I’ve been photographing the swamp sunflowers in the Marlbed Flats / Lake Jesup Conservation area since at least 2006. Last year, the fields by HW 417 next to Lake Jesup were flooded and the Swamp Sunflower season was disappointing. But I’ve driven by there a couple of times in the last week or so and it looks like we’ll have a a lot of flowers this year. Blooms are already visible from the road.
Lake Jesup Wildernes Area – Swamp Sunflowers. This is a fisheye photo from 2012. I think I’ll take that lens out there with me again.
It might be a bit early for a visit right now. I’m guessing they’ll peak around the first or second week of October. If you do go, be careful. Take water, bug spray, etc. and watch out for snakes and other wild animals. It is a wilderness area!
And Eastern Meadowlarks declined by ~70% (73 million):
A Messy Molting Meadowlark – Joe Overstreet Road, Osceola County
The study is based on multiple independent data sources including bird counts and radar information. This particular study didn’t investigate causes, but habitat loss and degradation are seen as the biggest overall drivers of the decline.
The news isn’t all bleak. Raptors have increased by 15 million since 1970 due to banning some pesticides, and waterfowl gained 35 million because of wetland regeneration. This shows we can make a difference.
I’d long ago answered this question, but a comment from Frank B. about this image caused me to reconsider some things.
Cocoa Beach Pier before dawn
Fair warning: This post is a little deep into the weeds. Feel free to look at the photo and move on if it isn’t your thing. But I think it’s an appropriate subject, since part of the blog’s purpose is “… and how to photograph them.”
What are we talking about?
Bracketing means taking multiple photos of a scene, each with different camera settings (see this Wikipedia entry). In this case, I made three photos at different exposures so I could capture the entire dynamic range from super dark under the pier to super bright above the clouds. Making just a single exposure would’ve risked losing detail in the shadows or highlights (or both).
You can also use a Graduated Neutral Density Filter (GND) – an optical filter you add in front of your lens to reduce light in the bright part of the frame (see this Wikipedia entry). Typically they have a 2 or 3 stop reduction that transitions into clear.
I’d long ago experimented with GNDs and decided not to use them. I can mostly reproduce their effect in static scenes by bracketing and then blending the resulting frames in post-processing. For landscape images bracketing is an easier solution in the field and gives me more control and a better final result.

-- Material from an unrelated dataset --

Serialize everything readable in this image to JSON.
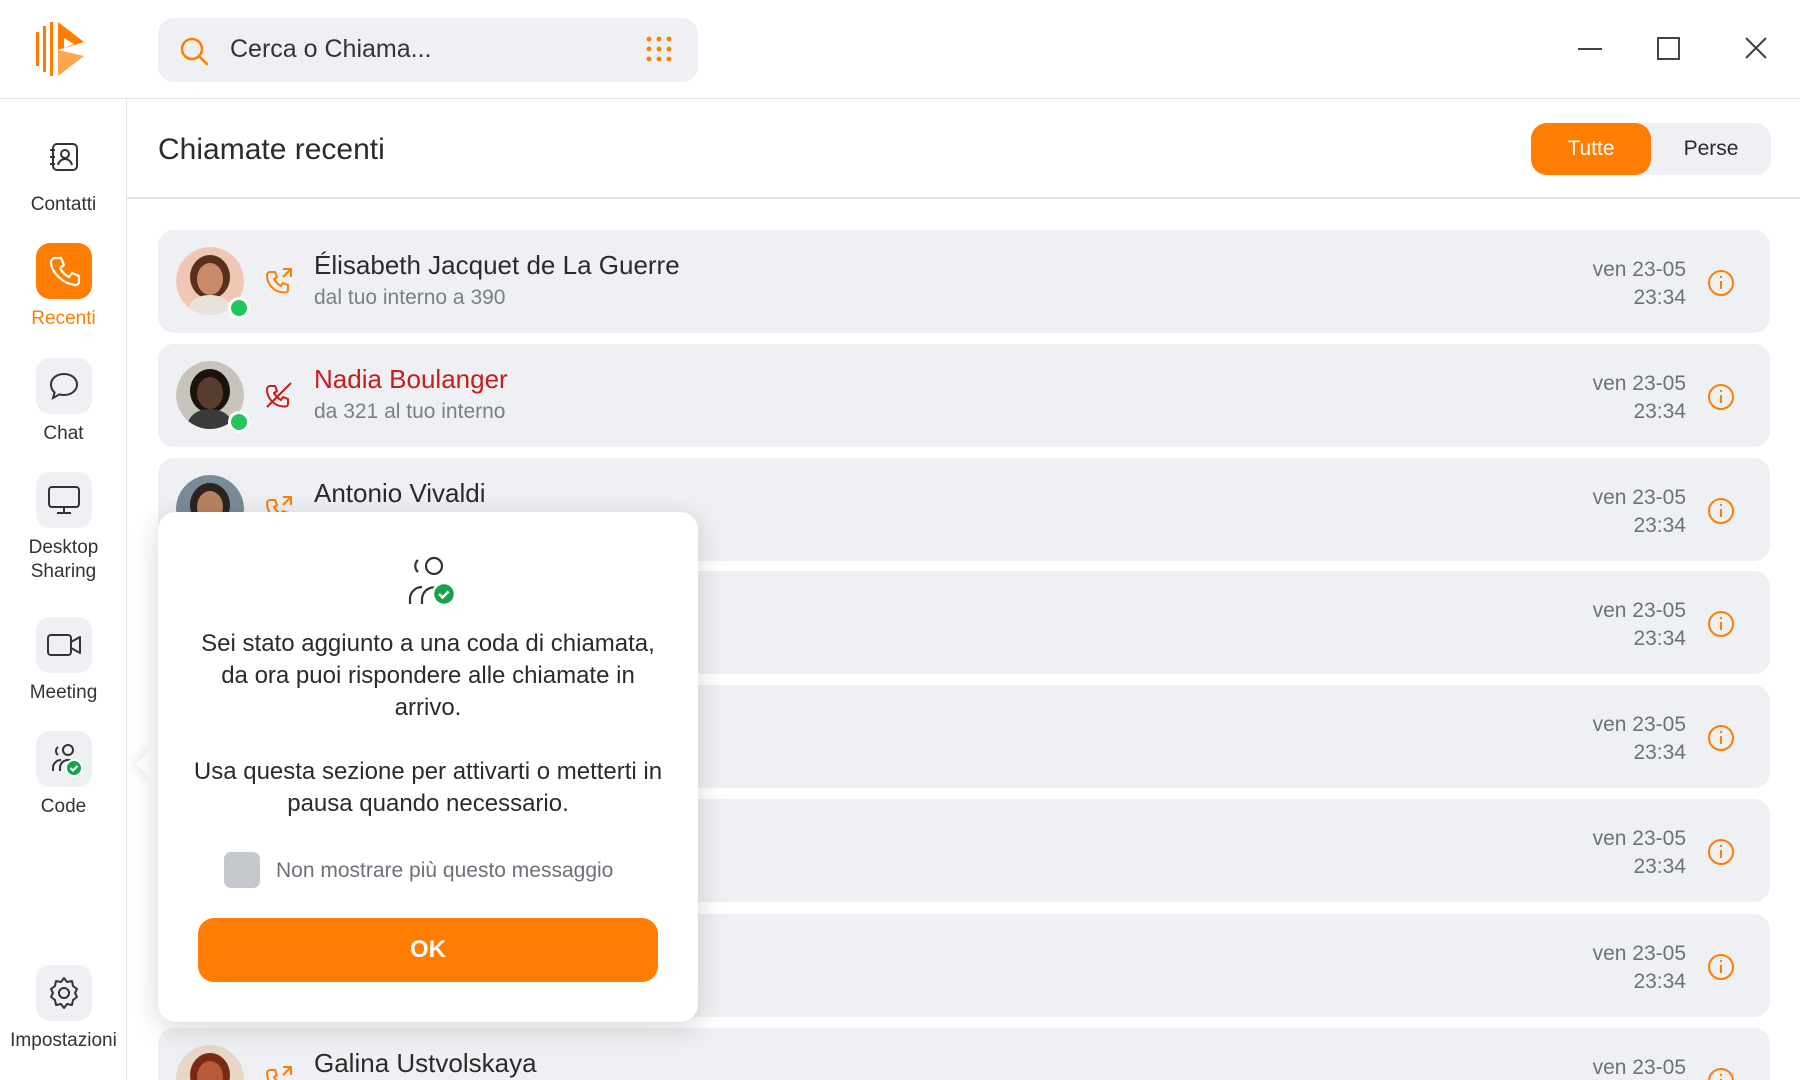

You can read about one example of my technique in this post (from back in 2011).
But then … Frank left a comment:
… amazing how the clouds remain sharp compared to the water given the time of exposure
And my reply:
Frank, this is a 3 frame, hi-res exposure bracket hand blended in Photoshop. The bottom portion was at f/5 for 25 seconds. The top was at f/5 for 3.2 seconds. So that and distance is why the clouds are sharp compared to the water.
The way I made this image resulted in a huge difference in shutter speed between the water at the bottom and the clouds at the top. And using the Olympus Hi-Res mode exaggerated the shutter speed differences since it combines 8 separate captures to create each hi-res output file.
If I’d used a GND the shutter speed would be constant throughout the frame and the blur in the clouds would’ve matched the blur in the water. In this particular case, bracketing exposure by varying aperture instead of shutter speed would also make the motion blur consistent. I’ve never done that since it seemed like it would lead to other issues (inconsistent focus / depth of field). It’s something to think about and maybe try in the future for a setting where consistent motion blur is important.
Thanks for the question Frank! Photography is fascinating. There is so much to think about and still left to learn.
And thanks to everyone else for stopping by and reading my blog (especially if you read all the way through!). Now – go make some photos!